Looking for Robb Report UK? Click here to visit our UK site.

Taste Test: Like His Songs, Bob Dylan’s New Bourbon Is Deceptively Complex

Our whiskey critic reviews Heaven's Door Bootleg Volume III.

Heaven's Door Bootleg Volume III Photo: courtesy Heaven's Door

What more is there to say about the world of celebrity-backed spirits brands? Not much at this point, so maybe it’s worth looking at each one individually instead of as a group. There are certainly a few that are clear attempts at quick cash grabs, while others are likely a passion project, or at least a passing-interest endeavor. Bob Dylan’s Heaven’s Door whiskey brand seems to fall into the latter category. After all, it’s not like Dylan needs the money, and if you believe the marketing he’s actually something of a whiskey connoisseur. Regardless, the team behind the brand certainly knows what they are doing, and the trio of sourced whiskeys (straight bourbon, straight rye, double barreled whiskey) are some high-quality, if expensive, expressions.

Speaking of expensive, the Bootleg Series, which launched in 2019, is the creme de la creme of high-priced, rarified Heaven’s Door whiskey. Volume 1 was a 26-year-old whisky of undetermined origin (although the lack of an “e” makes Canada a likely suspect) finished in Japanese mizunara oak. Volume 2 was a 15-year-old bourbon finished in Jamaican rum casks. And the brand-new Volume 3 is a cask-strength (121.2 proof) 13-year-old bourbon finished in Vino de Naranja barrels from southern Spain. Now, when you think of Spanish influence on whiskey, it’s usually sherry-seasoned oak that you’re talking about. But this is a very different finishing process. According to the brand, the barrels used for this secondary maturation previously held a sweet white dessert wine that was macerated with bitter orange peel to pick up flavor and color. The bourbon spent almost a year finishing in these casks, more than enough time to have a significant impact on the whiskey.

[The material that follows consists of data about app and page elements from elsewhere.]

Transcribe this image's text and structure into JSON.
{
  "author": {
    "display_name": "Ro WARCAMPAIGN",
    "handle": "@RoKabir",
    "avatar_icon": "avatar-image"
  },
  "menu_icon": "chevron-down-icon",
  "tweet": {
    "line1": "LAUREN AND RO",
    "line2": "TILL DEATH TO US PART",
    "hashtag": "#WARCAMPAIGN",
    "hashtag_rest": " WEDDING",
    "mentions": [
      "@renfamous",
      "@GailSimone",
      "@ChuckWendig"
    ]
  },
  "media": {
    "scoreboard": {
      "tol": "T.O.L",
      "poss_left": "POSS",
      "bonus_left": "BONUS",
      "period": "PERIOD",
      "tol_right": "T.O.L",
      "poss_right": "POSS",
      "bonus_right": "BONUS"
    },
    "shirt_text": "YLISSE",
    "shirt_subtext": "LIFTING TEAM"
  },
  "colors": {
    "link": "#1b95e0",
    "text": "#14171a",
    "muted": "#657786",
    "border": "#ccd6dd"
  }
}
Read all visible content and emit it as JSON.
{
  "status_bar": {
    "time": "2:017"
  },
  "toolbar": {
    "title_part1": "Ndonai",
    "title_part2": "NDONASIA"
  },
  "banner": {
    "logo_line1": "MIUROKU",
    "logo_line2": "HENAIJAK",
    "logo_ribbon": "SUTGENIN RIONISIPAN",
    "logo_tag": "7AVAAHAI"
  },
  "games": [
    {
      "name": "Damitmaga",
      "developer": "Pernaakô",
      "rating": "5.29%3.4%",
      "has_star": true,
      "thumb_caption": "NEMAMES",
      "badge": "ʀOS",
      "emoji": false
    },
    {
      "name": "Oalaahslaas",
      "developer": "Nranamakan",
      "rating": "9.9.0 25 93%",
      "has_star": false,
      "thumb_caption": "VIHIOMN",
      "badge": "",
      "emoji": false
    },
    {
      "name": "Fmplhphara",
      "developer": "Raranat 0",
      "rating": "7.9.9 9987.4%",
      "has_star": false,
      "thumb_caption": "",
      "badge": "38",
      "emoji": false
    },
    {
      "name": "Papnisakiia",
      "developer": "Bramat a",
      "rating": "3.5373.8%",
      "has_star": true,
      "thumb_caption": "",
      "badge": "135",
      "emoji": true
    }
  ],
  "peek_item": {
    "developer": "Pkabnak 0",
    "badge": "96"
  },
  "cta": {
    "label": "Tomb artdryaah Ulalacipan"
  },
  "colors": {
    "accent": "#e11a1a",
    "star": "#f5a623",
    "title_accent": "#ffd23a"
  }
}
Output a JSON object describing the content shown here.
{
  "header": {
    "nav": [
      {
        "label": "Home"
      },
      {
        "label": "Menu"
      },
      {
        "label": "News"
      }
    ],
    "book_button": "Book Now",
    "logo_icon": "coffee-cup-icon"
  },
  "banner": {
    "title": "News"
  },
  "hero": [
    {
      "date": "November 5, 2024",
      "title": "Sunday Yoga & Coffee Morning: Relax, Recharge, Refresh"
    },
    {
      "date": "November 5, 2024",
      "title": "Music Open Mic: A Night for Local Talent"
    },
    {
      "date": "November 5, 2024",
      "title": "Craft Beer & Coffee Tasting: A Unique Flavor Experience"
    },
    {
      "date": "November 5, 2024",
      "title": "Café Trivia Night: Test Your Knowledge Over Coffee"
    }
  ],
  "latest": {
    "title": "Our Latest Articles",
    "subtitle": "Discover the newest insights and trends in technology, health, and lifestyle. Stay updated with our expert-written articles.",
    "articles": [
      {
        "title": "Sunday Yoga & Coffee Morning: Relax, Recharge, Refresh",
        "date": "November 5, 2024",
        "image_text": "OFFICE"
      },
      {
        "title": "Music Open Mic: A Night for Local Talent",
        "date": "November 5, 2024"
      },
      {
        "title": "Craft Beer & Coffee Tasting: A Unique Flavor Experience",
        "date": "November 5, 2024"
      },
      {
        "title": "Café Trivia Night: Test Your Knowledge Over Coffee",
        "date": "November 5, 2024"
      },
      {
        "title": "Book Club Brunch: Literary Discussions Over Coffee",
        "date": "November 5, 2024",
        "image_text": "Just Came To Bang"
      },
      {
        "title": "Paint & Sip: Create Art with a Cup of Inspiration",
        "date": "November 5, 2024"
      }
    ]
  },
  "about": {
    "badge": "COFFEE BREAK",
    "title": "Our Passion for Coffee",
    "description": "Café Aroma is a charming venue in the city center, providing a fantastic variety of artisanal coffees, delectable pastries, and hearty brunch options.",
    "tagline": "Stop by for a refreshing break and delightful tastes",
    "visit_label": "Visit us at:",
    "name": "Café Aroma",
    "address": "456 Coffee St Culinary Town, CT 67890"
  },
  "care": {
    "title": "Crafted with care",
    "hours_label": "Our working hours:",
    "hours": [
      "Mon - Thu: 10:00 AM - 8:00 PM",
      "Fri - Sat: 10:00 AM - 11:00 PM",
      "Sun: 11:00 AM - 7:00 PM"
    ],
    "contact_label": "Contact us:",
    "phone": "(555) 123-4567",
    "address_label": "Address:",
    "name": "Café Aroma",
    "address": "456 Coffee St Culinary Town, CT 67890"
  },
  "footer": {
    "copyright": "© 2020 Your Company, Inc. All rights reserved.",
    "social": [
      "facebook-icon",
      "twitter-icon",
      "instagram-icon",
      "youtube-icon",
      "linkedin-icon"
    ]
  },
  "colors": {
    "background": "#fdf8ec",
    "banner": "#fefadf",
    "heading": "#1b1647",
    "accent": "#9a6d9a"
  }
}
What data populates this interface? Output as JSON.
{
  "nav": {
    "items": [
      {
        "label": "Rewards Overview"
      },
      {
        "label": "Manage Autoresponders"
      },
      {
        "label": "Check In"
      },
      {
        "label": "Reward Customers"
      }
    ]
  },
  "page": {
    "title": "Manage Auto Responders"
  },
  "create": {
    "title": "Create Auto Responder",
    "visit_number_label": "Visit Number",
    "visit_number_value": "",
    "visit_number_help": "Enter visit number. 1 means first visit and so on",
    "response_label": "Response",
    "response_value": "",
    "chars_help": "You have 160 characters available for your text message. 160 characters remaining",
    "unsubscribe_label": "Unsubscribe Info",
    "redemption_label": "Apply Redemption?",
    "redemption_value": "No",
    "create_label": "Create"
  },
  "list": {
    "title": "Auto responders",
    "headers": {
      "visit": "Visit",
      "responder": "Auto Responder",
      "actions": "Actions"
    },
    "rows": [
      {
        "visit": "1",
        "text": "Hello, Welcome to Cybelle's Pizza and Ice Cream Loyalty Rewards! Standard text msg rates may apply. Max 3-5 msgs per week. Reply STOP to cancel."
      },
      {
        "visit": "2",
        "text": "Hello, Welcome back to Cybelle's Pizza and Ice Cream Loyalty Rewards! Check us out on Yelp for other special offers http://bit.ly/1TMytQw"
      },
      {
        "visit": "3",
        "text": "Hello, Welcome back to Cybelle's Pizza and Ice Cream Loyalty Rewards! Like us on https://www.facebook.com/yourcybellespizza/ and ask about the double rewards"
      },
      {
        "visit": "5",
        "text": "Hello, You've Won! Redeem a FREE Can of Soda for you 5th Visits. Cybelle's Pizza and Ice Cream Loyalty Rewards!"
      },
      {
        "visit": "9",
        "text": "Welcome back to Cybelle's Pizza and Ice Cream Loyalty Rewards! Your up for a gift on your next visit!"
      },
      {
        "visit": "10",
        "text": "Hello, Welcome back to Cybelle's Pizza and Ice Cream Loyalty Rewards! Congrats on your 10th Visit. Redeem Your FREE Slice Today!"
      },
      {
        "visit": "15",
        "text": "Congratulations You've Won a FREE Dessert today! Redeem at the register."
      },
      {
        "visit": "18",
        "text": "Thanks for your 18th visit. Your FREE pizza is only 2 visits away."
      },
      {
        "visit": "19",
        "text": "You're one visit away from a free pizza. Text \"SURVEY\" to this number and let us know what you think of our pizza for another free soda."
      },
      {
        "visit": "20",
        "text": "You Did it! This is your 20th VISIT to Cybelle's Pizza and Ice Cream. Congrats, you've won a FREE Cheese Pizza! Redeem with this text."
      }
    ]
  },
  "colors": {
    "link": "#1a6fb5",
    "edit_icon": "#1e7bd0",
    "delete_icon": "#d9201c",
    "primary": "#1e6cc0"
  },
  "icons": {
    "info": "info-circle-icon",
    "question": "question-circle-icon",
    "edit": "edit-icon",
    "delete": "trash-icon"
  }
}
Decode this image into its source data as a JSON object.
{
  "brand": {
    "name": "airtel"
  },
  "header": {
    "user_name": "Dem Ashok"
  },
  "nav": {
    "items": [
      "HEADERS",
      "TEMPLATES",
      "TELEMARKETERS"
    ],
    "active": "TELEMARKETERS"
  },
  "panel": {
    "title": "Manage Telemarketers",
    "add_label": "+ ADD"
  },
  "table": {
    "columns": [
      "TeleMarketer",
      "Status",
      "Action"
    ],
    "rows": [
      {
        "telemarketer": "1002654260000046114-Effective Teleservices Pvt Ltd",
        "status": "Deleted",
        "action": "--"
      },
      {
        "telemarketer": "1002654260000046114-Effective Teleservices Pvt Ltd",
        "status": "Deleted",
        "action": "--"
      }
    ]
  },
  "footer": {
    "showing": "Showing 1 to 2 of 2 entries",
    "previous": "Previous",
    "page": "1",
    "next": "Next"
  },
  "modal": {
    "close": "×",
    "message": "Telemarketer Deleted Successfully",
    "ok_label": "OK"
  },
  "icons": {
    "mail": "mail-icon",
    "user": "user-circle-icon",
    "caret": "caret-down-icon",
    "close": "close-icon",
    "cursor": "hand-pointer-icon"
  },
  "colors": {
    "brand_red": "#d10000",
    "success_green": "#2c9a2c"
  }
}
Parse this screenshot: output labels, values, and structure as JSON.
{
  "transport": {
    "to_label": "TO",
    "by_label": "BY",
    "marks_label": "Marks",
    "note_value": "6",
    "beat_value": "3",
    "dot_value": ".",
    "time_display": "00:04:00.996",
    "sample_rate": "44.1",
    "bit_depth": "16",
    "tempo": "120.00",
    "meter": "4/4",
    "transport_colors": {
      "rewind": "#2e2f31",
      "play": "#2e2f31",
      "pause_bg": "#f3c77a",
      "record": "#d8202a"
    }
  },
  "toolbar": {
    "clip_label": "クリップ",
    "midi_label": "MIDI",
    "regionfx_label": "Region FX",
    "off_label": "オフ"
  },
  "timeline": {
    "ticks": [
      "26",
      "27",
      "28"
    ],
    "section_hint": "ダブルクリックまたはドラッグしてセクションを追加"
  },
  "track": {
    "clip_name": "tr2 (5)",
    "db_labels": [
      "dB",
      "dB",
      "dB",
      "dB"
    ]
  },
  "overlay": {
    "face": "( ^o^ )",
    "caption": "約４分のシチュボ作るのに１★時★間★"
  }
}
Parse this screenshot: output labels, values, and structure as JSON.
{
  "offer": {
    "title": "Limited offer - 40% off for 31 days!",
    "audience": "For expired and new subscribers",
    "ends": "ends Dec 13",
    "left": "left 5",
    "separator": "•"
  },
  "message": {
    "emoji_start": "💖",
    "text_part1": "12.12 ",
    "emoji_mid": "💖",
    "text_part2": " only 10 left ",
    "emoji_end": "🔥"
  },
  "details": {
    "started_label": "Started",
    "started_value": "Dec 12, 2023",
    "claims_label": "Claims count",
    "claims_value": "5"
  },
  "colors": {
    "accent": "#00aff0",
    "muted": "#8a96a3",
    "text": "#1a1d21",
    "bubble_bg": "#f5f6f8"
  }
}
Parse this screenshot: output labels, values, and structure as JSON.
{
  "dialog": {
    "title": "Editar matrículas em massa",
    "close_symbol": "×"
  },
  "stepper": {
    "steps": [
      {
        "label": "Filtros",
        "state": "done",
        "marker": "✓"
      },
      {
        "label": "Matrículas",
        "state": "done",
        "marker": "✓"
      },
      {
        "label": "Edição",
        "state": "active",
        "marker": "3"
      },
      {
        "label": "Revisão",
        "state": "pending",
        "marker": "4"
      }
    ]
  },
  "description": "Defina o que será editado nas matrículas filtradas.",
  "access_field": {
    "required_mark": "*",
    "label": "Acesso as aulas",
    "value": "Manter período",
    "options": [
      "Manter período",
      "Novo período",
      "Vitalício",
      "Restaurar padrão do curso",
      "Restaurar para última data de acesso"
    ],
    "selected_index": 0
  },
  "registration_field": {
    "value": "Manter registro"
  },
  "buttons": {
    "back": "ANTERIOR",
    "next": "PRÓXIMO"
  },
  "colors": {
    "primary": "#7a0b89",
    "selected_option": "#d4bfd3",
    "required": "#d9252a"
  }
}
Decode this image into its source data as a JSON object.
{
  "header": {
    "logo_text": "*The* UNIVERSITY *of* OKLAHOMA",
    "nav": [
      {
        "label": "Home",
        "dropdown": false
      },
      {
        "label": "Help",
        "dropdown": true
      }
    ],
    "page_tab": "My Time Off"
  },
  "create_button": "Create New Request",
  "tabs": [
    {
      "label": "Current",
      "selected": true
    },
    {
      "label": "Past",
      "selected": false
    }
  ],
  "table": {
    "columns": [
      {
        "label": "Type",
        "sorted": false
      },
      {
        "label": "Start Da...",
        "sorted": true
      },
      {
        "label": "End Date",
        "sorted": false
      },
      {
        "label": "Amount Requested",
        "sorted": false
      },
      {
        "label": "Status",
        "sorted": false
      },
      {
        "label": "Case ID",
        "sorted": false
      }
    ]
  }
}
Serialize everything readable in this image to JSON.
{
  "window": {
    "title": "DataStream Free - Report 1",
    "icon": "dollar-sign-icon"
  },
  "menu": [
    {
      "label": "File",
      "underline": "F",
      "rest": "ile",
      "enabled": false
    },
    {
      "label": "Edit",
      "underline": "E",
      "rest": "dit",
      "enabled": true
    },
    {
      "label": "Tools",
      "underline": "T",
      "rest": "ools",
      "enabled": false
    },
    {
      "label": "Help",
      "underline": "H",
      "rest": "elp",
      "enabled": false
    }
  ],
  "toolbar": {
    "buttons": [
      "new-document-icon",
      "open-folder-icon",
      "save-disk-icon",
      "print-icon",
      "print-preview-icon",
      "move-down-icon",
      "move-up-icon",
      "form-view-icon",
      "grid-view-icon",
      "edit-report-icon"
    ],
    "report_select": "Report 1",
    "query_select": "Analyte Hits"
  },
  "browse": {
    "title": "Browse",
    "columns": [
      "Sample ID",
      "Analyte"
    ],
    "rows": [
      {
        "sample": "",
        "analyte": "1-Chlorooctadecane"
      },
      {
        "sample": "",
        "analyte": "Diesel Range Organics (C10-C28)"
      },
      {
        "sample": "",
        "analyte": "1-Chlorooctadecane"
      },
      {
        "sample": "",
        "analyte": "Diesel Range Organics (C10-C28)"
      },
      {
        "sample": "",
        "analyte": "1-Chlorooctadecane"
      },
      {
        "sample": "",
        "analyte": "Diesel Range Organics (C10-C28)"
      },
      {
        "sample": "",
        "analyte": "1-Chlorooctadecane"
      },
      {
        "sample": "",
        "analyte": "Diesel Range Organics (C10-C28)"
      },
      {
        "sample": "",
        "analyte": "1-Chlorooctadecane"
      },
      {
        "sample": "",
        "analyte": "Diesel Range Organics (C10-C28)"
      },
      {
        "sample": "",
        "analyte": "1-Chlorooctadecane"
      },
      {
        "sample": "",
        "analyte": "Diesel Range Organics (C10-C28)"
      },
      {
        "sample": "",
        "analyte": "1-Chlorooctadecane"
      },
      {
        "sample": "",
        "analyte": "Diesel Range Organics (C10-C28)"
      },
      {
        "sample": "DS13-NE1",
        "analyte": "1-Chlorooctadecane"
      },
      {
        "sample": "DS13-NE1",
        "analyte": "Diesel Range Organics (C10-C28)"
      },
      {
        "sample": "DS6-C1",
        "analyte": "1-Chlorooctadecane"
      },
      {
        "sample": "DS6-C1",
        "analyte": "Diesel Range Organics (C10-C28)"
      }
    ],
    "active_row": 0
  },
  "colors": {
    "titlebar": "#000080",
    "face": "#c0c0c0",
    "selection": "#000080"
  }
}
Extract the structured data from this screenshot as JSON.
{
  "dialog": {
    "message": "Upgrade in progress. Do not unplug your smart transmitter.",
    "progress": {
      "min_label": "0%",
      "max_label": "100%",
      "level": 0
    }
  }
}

The color is dark amber, with what could be interpreted as a slight orange tinge. The nose has notes of rich caramel, vanilla and baked apple. But the palate is where things really start to light up. The mouthfeel is almost viscous, with notes of blueberry jam, marzipan, maraschino cherry syrup and fudge coating your tongue. This is an intense whiskey, teetering on the verge of overpowering the inherent character of the bourbon, but pulling back at the last second with more familiar American whiskey characteristics. I’d venture a guess that any more time spent in these finishing barrels would have inexorably altered this whiskey to the point where it might not be as enjoyable. As it stands now, this would make a nice after dinner dram.

There are only 3,949 bottles available of this whiskey, and each will run you close to $600 (or more, depending on the retailer). Each bottle is a handmade ceramic decanter decorated with one of Dylan’s paintings called “Sunday Afternoon” (remember, he is a visual artist too). And the bottle comes housed in a leather journal with details that are supposed to bring to mind Spanish architecture. The Bootleg Series Volume 3 might not blow as many minds as Dylan going electric once did, but this intriguing dessert bourbon will definitely please fans of the brown spirits category.

Score: 92

Pre-Order Now: $545

What Our Score Means

  • 100: Worth trading your first born for 
  • 95 – 99 In the Pantheon: A trophy for the cabinet 
  • 90 – 94 Great: An excited nod from friends when you pour them a dram 
  • 85 – 89 Very Good: Delicious enough to buy, but not quite special enough to chase on the secondary market 
  • 80 – 84 Good: More of your everyday drinker, solid and reliable 
  • Below 80 It’s alright: Honestly, we probably won’t waste your time and ours with this 

Every week Jonah Flicker tastes the most buzzworthy and interesting whiskeys in the world. Check back each Friday for his latest review.

More Spirits